Selfie writing in the morning sun

Inspired by 27 May 2023 writing workshop

Carmen Bugan’s workshop on memoir was so beautifully compacted and animated that it is impossible to do it justice in a few words. It offered a rich and wide-ranging presentation and a lively discussion. It led from Plato, and life as an act of remembering, to Dante drinking from the river Lethe and the loss of memory.

We were asked to examine our relationship to memory at different levels – personal, cultural, historic, literary – and its role in our writing. Other questions were: how do we access memory? What part do sensory observations play in our writing and how do they connect to memory? Do we use memory to make sense of the puzzle of our lives?

Exciting writing exercises were proposed. One involved a line from Seamus Heaney: “Sing yourself to where the singing comes from.” Another concerned the role of touchable objects (e.g. an aquamarine ring) that trigger memory fragments of emotional and spiritual significance. A citation, also from Seamus Heaney, showed how connecting a humble everyday object or act to an intimate memory potentiates the impact on the reader.

Asked about fictionalizing a memoir, Carmen evoked the writer’s responsibility toward truth, the self, the persons portrayed in the story, and the reader. To put truth in print demands courage. Carmen is a true paragon, exemplified in her writing and her life.

With her broad, adventuresome experience and big, perceptive heart Carmen Bugan represents a vast array of knowledge, feelings, dreams and aspirations. That she managed to transmit all this and more in a mere hour-and-a-half makes her a truly inspiring teacher. How ingenious of her to have chosen Mnemosyne, the goddess of memory and mother of the nine muses, as her ally!


2022 NaPoWriMo DAY NINETEEN19 April 2022 Stretch

Behind, belated, and loving it



Stretch

don’t dabble
plunge in
wholehearted
welcome the violoncello
its notes reverberate
glide raindroplike near
undying
forever

deep-dive
where invaders
in mantles of mother of pearl
melt suffering into iridescence
shapeshift into shining
gems

befriend the flitting
swallow
see it build its nest from
mud and saliva
here in the quiet cloister
of an abandoned
convent

turn the stone it
astounds
lay your palms
gratitude gently
on stumbling blocks
pour syrah on the ground
drain the silver
cup

stretch farthest
the lark spirals skyward
listen
its song caresses
the wheat field
when you break bread
let its flavor be
vertical

2022 NaPoWriMo DAY TEN 10 April 2022Life, woven from love?

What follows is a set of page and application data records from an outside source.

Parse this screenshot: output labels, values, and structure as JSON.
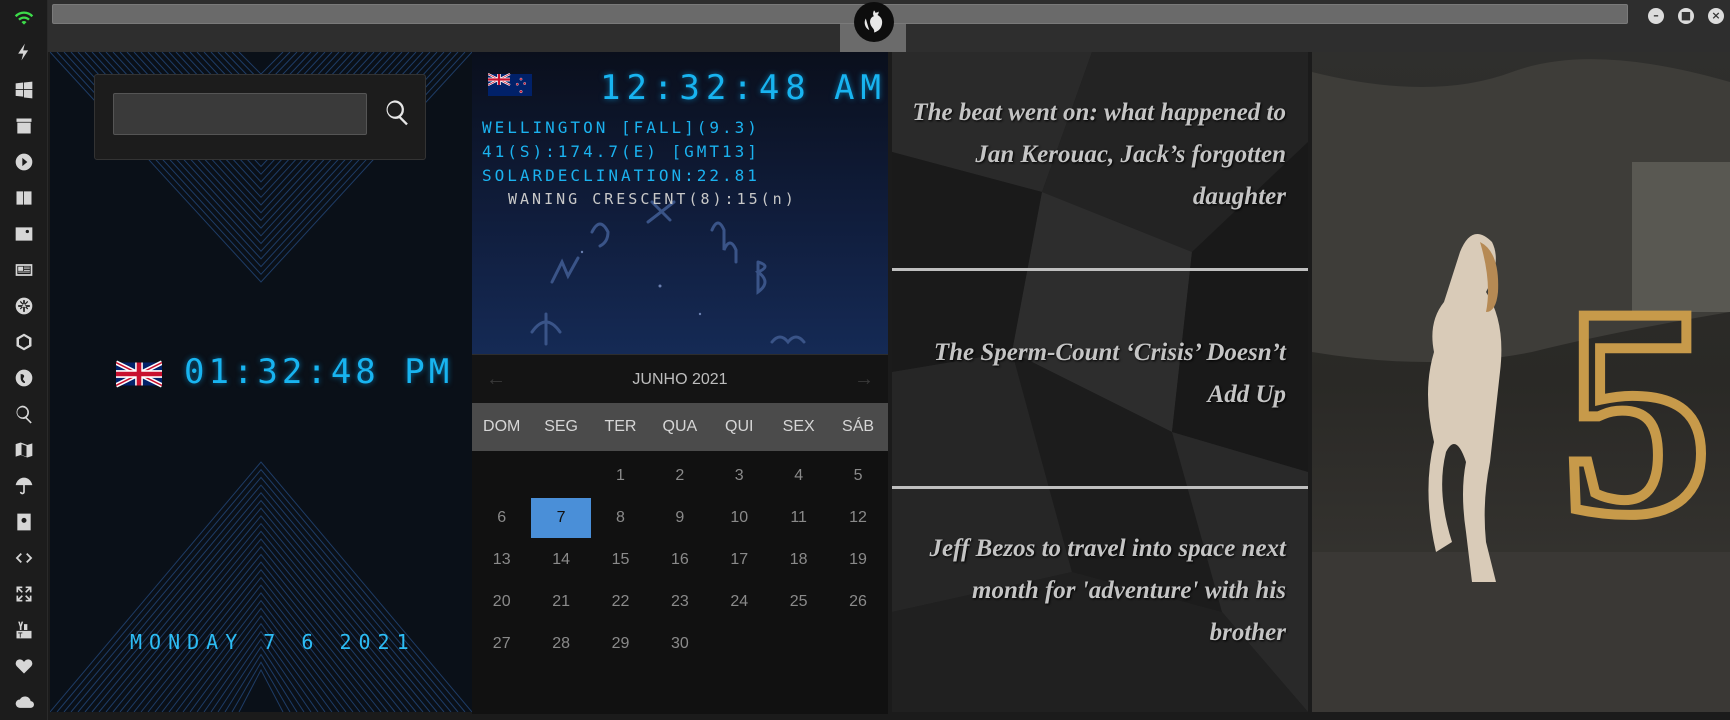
{
  "topbar": {
    "url_value": "",
    "window_controls": [
      "minimize",
      "maximize",
      "close"
    ]
  },
  "rail": {
    "icons": [
      "wifi-icon",
      "bolt-icon",
      "windows-icon",
      "archive-icon",
      "play-icon",
      "translate-icon",
      "image-icon",
      "news-icon",
      "snowflake-icon",
      "hexagon-icon",
      "globe-icon",
      "search-icon",
      "map-icon",
      "umbrella-icon",
      "contacts-icon",
      "code-icon",
      "fullscreen-icon",
      "youtube-icon",
      "heart-icon",
      "cloud-icon"
    ],
    "accent": "#3ddc4a"
  },
  "search": {
    "value": "",
    "placeholder": ""
  },
  "uk_clock": {
    "time": "01:32:48 PM",
    "date": "MONDAY 7 6 2021"
  },
  "nz_clock": {
    "time": "12:32:48",
    "ampm": "AM",
    "line1": "WELLINGTON [FALL](9.3)",
    "line2": "41(S):174.7(E) [GMT13]",
    "line3": "SOLARDECLINATION:22.81",
    "moon": "WANING CRESCENT(8):15(n)"
  },
  "calendar": {
    "title": "JUNHO 2021",
    "prev": "←",
    "next": "→",
    "dows": [
      "DOM",
      "SEG",
      "TER",
      "QUA",
      "QUI",
      "SEX",
      "SÁB"
    ],
    "weeks": [
      [
        "",
        "",
        "1",
        "2",
        "3",
        "4",
        "5"
      ],
      [
        "6",
        "7",
        "8",
        "9",
        "10",
        "11",
        "12"
      ],
      [
        "13",
        "14",
        "15",
        "16",
        "17",
        "18",
        "19"
      ],
      [
        "20",
        "21",
        "22",
        "23",
        "24",
        "25",
        "26"
      ],
      [
        "27",
        "28",
        "29",
        "30",
        "",
        "",
        ""
      ]
    ],
    "today": "7",
    "today_color": "#4a8fd8"
  },
  "news": [
    {
      "title": "The beat went on: what happened to Jan Kerouac, Jack’s forgotten daughter"
    },
    {
      "title": "The Sperm-Count ‘Crisis’ Doesn’t Add Up"
    },
    {
      "title": "Jeff Bezos to travel into space next month for 'adventure' with his brother"
    }
  ],
  "photo": {
    "numeral": "5"
  }
}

Life, woven from love?

Look around, see nature woo,
squirrels chase from elm to fir,
wood pigeons coo,
buds break open, leaves renew,
bristly hedgehogs stir,
so, too, the human zoo.

Bus driver beams welcome
to arriving crew,
bearded face beneath blue
hood, limping old lady,
misunderstood,
shy newly-weds, tourist
lost in morning mist,
of local language not a gist,
mom, bundled-up baby,
bright-helmeted cyclist –

driver alive to toing and froing,
smiles farewell to all on going,
openhearted benevolence,
no mere surface happenstance,
greetings instants of luminous trove:

life unceasingly weaving love.


NaPoWriMo: write a love poem.

2022 NaPoWriMo DAY NINE 9 April Nonet on Gratitude


9 April 2022

And now for our (optional) daily prompt! Because it’s a Saturday, I thought I’d try a prompt that asks you to write in a specific form – the nonet! A nonet has nine lines. The first line has nine syllables, the second has eight, and so on until you get to the last line, which has just one syllable.

Happy writing!

Nonet on Gratitude

Gratitude like a blond squirrel
delights in crunchy beechnuts
like an autumn leaf swirls
in a gentle wind
loves to expect
forever
great good
now

NaPoWriMo DAY FOUR 4 April 2022


A tongue unraveled

Amble through the jungle,
find an orchid in bloom, guest of a luxuriant tree,
inhale its aroma of words,
the scent of its honey dew heart,
rest and wonder:
are words edible art?
Like a hummingbird hover,
home in on orchid’s flower-star,
a lover, see its chalice shimmer pearly bright,
alight, your bill ajar
unfurl your tongue,
sip, savor the sweet nectar of words.
When you’ve had your fill
retract your tongue,
bill closed, coil tongue inside,
don’t frown,
fold your wings, go to bed.
Night before long
will unravel your tongue,
braid a poem’s lines around your head
like a laurel crown.